The difference between Vegan and Free From
Having just returned from the Allergy & Free From and Just V show at the weekend, I was impressed by the wealth of fantastic items available. I thought it was a really good thing that the Vegan and Allergy Free products were kept in separate parts of the venue to avoid confusion and cater for the specific dietary needs and choices of individuals.
I noticed some confusion between the Vegan and Free From back at the hotel and in many cafes. Although they were very accommodating and helpful, it seems it's not always clearly understood. This could be potentially dangerous for people with Allergies. For example I asked for the Vegan offering at breakfast time at our hotel and they were keen to be very accommodating. However I was offered a gluten free option throughout my stay, sometimes as a replacement for vegan alternatives. Great for coeliacs, but as a vegan I wasn't keen to consume ham or salmon sandwiches! At another venue I ordered the vegan buffet but was given a jug of cows milk with my tea. Like many of you I have several members of the family with allergies and also I am vegan. Although I was of course grateful for the choices offered to me it also highlighted the confusion that so frequently occurs between various dietary needs and choices. As consumers we therefore need to be vigilant! Food producers even more so.

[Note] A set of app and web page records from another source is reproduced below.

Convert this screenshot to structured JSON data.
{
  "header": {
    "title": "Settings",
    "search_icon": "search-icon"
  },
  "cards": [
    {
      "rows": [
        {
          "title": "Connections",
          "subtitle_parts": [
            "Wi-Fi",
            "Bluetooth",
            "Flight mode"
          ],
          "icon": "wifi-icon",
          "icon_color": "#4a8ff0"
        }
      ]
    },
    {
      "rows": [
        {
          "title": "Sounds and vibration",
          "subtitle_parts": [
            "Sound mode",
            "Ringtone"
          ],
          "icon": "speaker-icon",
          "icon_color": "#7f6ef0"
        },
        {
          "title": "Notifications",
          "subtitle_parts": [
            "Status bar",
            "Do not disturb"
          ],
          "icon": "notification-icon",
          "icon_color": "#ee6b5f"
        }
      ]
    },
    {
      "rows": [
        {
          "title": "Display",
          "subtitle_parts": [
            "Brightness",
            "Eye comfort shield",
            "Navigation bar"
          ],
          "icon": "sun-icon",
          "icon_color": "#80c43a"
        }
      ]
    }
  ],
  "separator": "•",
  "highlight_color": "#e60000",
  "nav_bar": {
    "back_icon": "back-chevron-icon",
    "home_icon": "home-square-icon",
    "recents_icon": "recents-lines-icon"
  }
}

I spoke to Allergy UK and also looked at the guidelines offered by The Vegan Society and here is a rundown showing the differences between Vegan and Free From.
The Vegan Society explain the differences here:
Products suitable for vegans may not be suitable for people with allergies. Vegans avoid exploitation of animals, whereas people with allergies need products that do not contain the allergens that affect them. These are separate issues.
Certain allergens must be highlighted within ingredient lists. These include some animal allergens, namely shellfish, fish, milk, eggs and molluscs. Companies must work out if their products contain or may contain major allergens. If there is a risk, the label carries a ‘may contain’ warning.
It is therefore necessary for anyone following a vegan or free from diet to very carefully check the labelling.
To be safe, the Food Standards Agency suggest that getting the labelling right is essential to ensure that food is safe for people living with food allergy or intolerances.
The state that a food product labelled as ‘suitable for vegans’ may not be appropriate for certain allergic consumers due to unintentional cross-contact with allergenic ingredients of animal origin. There is a risk to allergic consumers who treat ‘vegan’ claims and allergen absence claims as equivalent, and this has potential serious health implications. It is therefore important that allergic consumers do not automatically assume that products labelled as ‘vegan’ are suitable for them and are the same as those with an allergen absence claim. ‘Allergen’-Free & vegan are separate claims. Each communicates different information and are aimed at different consumer groups. Only ‘Allergen’-Free claims can be used as food safety information by consumers.
If it doesn’t say ‘Allergen’-Free, do not assume it is! Furthermore, it is not always fully understood that the term ‘dairy’ refers only to milk and milkbased products.
We take our responsibilities to our customers extremely seriously. Our chocolates are Vegan and proudly carry the Vegan Society logo. They are extremely thorough in their investigations to ensure every ingredient lives up to their standards. We are also very committed to our Free From customers and our chocolates are free from traces of dairy, gluten, wheat, nuts and peanuts to be as all inclusive as possible. We highlight our soya ingredient in BOLD (hopefully to be replaced as soon as we can)!! Many other companies offer excellent vegan and free from products. However if it is only labelled as one or the other, the recommendation is to check the label carefully before you consume!